An inside account of running a public company and its challenges
Former president Pranab Mukherjee notes in the foreword of the book, “It is very difficult to tell corporate stories, especially if there aren’t any elements of deceit, drama and espionage attached to them.” Partha Sarathi Bhattacharyya, former chairman and managing director of Coal India Limited (CIL), nevertheless, took up the task—quite rare among people in such positions—to chart the transformation of the world’s largest coal miner from a loss-making company to a profitable Maharatna public sector undertaking (PSUs).
It is not that the transition lacked the “elements of deceit, drama and espionage” at all. Perhaps their presence was ominously concealed in the drab pages of balance sheets and bidding documents, making it more difficult to identify, encounter and negotiate. Though not conforming to the popular perception of thrillers, these impediments, nevertheless, had to be tackled competently with the grit and sly of a spy, but, of course, sans the glitz and glamour. At stake were lives and livelihoods of millions.
The watershed moment of the transition was CIL floating its initial public offering (IPO) in 2010. The book When Coal Turned Gold threads the lessons learnt from all the events that culminated into the IPO. It portrays the picture from the lens of a person who was a part of the journey throughout, and finally at the helm of affairs.
The IPO, inaugurated on November 4, 2010, had fetched an aggregate subscription of Rs 2.33 lakh crore on its fourth day, oversubscribed a little over 15 times. It was among the top three global IPOs held that year, going a long way in changing the perception on disinvestment of PSUs. Though the promise of reforms in PSUs post-disinvestments have not been satisfactorily met till date, the spillover of the CIL IPO was palpable with the subsequent listings of other smaller state-owned companies becoming successful, contrary to expectations.

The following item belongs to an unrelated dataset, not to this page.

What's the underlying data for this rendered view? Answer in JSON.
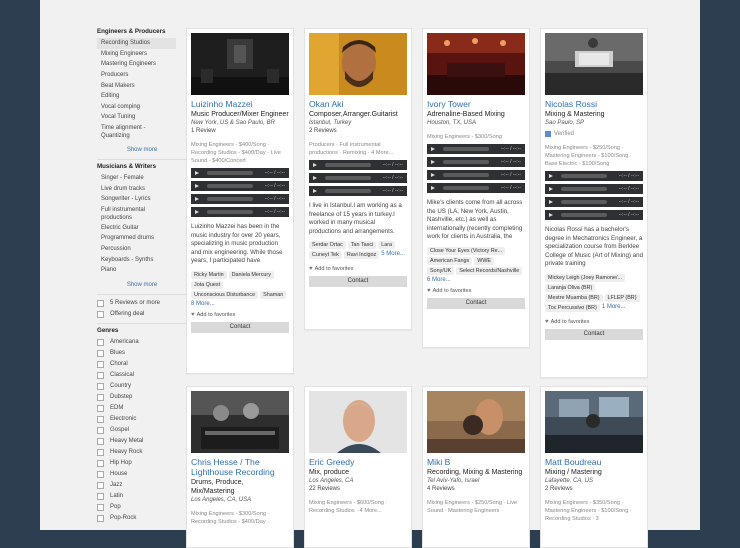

The book talks about the steps taken by CIL to revamp its reputation before the IPO, allaying global investors’ apprehensions on misuse of land, lack of restoration, reclamation and mining issues. It elucidates how the range of initiatives, starting with dealing with bankers in boardrooms, labour unions and politicians on murky mines to organising international roadshows, were taken up by the company to change perceptions.

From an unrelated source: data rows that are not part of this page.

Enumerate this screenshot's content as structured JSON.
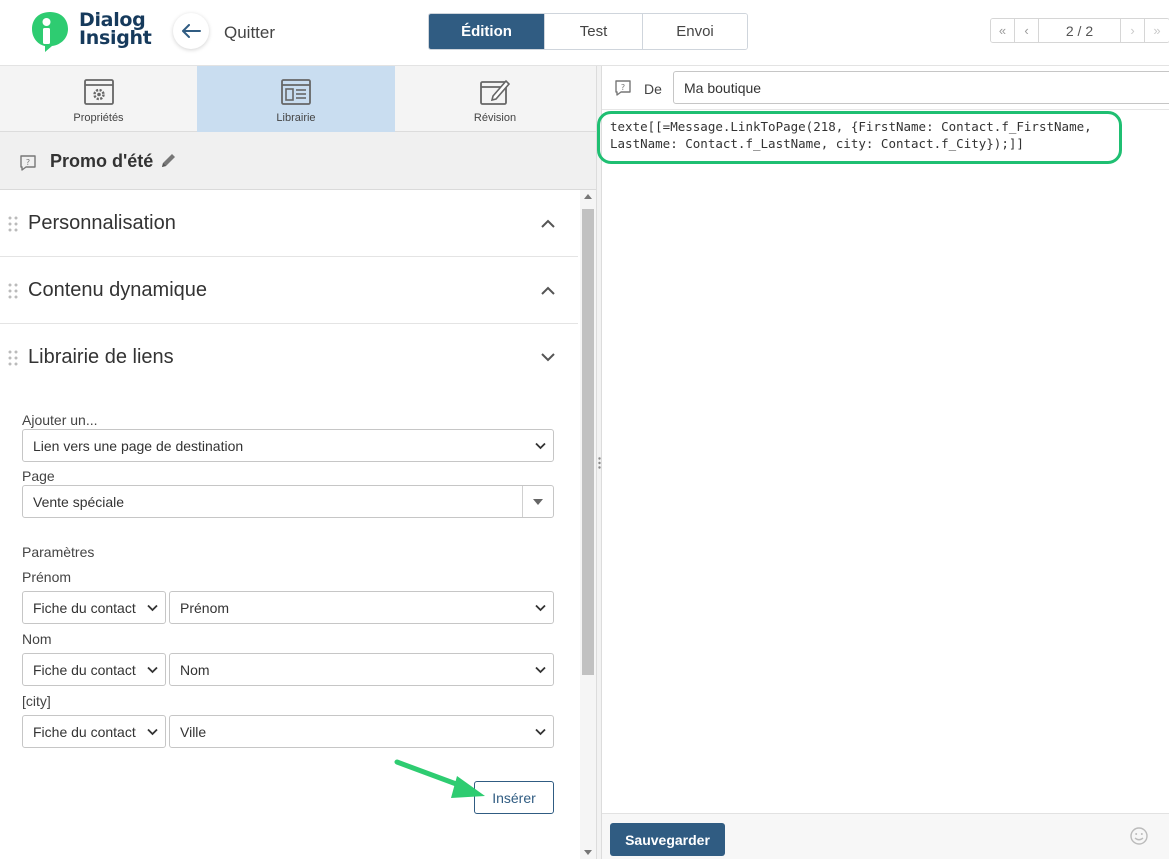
{
  "logo": {
    "line1": "Dialog",
    "line2": "Insight"
  },
  "header": {
    "back_label": "Quitter",
    "modes": [
      {
        "label": "Édition",
        "active": true
      },
      {
        "label": "Test",
        "active": false
      },
      {
        "label": "Envoi",
        "active": false
      }
    ],
    "pager": {
      "first": "«",
      "prev": "‹",
      "current": "2 / 2",
      "next": "›",
      "last": "»"
    }
  },
  "side_tabs": [
    {
      "label": "Propriétés",
      "icon": "settings-window-icon",
      "active": false
    },
    {
      "label": "Librairie",
      "icon": "library-layout-icon",
      "active": true
    },
    {
      "label": "Révision",
      "icon": "revision-edit-icon",
      "active": false
    }
  ],
  "document_title": "Promo d'été",
  "sections": [
    {
      "title": "Personnalisation",
      "state": "collapsed"
    },
    {
      "title": "Contenu dynamique",
      "state": "collapsed"
    },
    {
      "title": "Librairie de liens",
      "state": "expanded"
    }
  ],
  "link_form": {
    "add_label": "Ajouter un...",
    "add_value": "Lien vers une page de destination",
    "page_label": "Page",
    "page_value": "Vente spéciale",
    "params_label": "Paramètres",
    "params": [
      {
        "label": "Prénom",
        "source": "Fiche du contact",
        "field": "Prénom"
      },
      {
        "label": "Nom",
        "source": "Fiche du contact",
        "field": "Nom"
      },
      {
        "label": "[city]",
        "source": "Fiche du contact",
        "field": "Ville"
      }
    ],
    "insert_label": "Insérer"
  },
  "editor": {
    "from_label": "De",
    "from_value": "Ma boutique",
    "code_line1": "texte[[=Message.LinkToPage(218, {FirstName: Contact.f_FirstName,",
    "code_line2": "LastName: Contact.f_LastName, city: Contact.f_City});]]",
    "save_label": "Sauvegarder"
  },
  "colors": {
    "primary": "#305c82",
    "active_tab_bg": "#c9ddf0",
    "highlight_green": "#1fbf72",
    "logo_green": "#2ecc71",
    "logo_navy": "#163a5c"
  }
}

Before taking up the reins of CIL, Bhattacharyya was at the helm of affairs at Bharat Coking Coal (BCCL), whose headquarters are based in Dhanbad. The notoriety in the area revolving around coal has been graphically represented in Anurag Kashyap’s magnum opus Gangs of Wasseypur, where there was also a tertiary reference to the tribulations faced by state-owned coal company officials, with one of them getting killed by the mafia in his own bungalow in Dhanbad. In such circumstances, it was indeed brave of Bhattacharya to start living in the designated CMD bungalow in Dhanbad, against all advice. The place had been uninhabited for quite some time as his predecessors preferred to live in another bungalow within the residential BCCL complex in Koylanagar.
Bhattacharya’s description of his stint as BCCL boss shows he was not completely unaware about the importance of perception—a quality which later helped CIL in image-building before the IPO. From an example cited in the book, he invited journalists to the BCCL mines, enduring underground fire to let the public know how crucial it was to outsource coal production to private contractors in such places for the benefit of the financially ailing company that was the fulcrum of the local economy. This helped in changing the popular perception on outsourcing, reversing the resistance put up by labour unions and political forces. After faring poorly in the state assembly elections in 2005, the local MP realised that his party was deprived of the votes of BCCL employees since it had blocked the scope of prosperity by denouncing outsourcing.
Though the writer talks about how he made the strategic move towards outsourcing coal production, he doesn’t dwell much on how the benchmarks set for mine developer and operator (MDOs—a ramification of contractor-based production) got subsequently diluted. Industry experts have often pointed out that equipment such as mechanised shovels, shredders and trucks used by MDOs are not in line with stipulated benchmarks. The very idea of nationalising the coal industry in 1973 was to bring about an end to ‘slaughter mining’—unsafe practices and lack of investment in suitable technology.
Apart from the IPO journey, the book also reflects various governance lapses, policy lacuna and the extraordinary effort warranted to run a PSU efficiently amid the cobweb of red tapism. It shows how CMDs have to spend time and effort to take up petty issues such as procuring tyres for dumpers right up to the central vigilance commission (CVC) for approval. An anecdote of a quotidian subject like the cancellation of a high-priced bid being taken up to as high as the committee of secretaries annotates the point further.
The book comes out at a time when political grip on PSUs is becoming tighter. The government now has more say in production targets instead of the companies. Low-production companies like BCCL are putting forward over-ambitious annual targets like 100 MT. Industry insiders have claimed that such targets, impractical by any parameters, are more focused on being in the good books of the ministries rather than bringing real reforms.
The intricate dynamics between managing such an organisation and the larger political system automatically constitutes content that would make it intriguing to minds interested in such areas. It might also help one deduce why it is difficult for state-run companies handling precious national natural resources to run as autonomously as their global counterparts.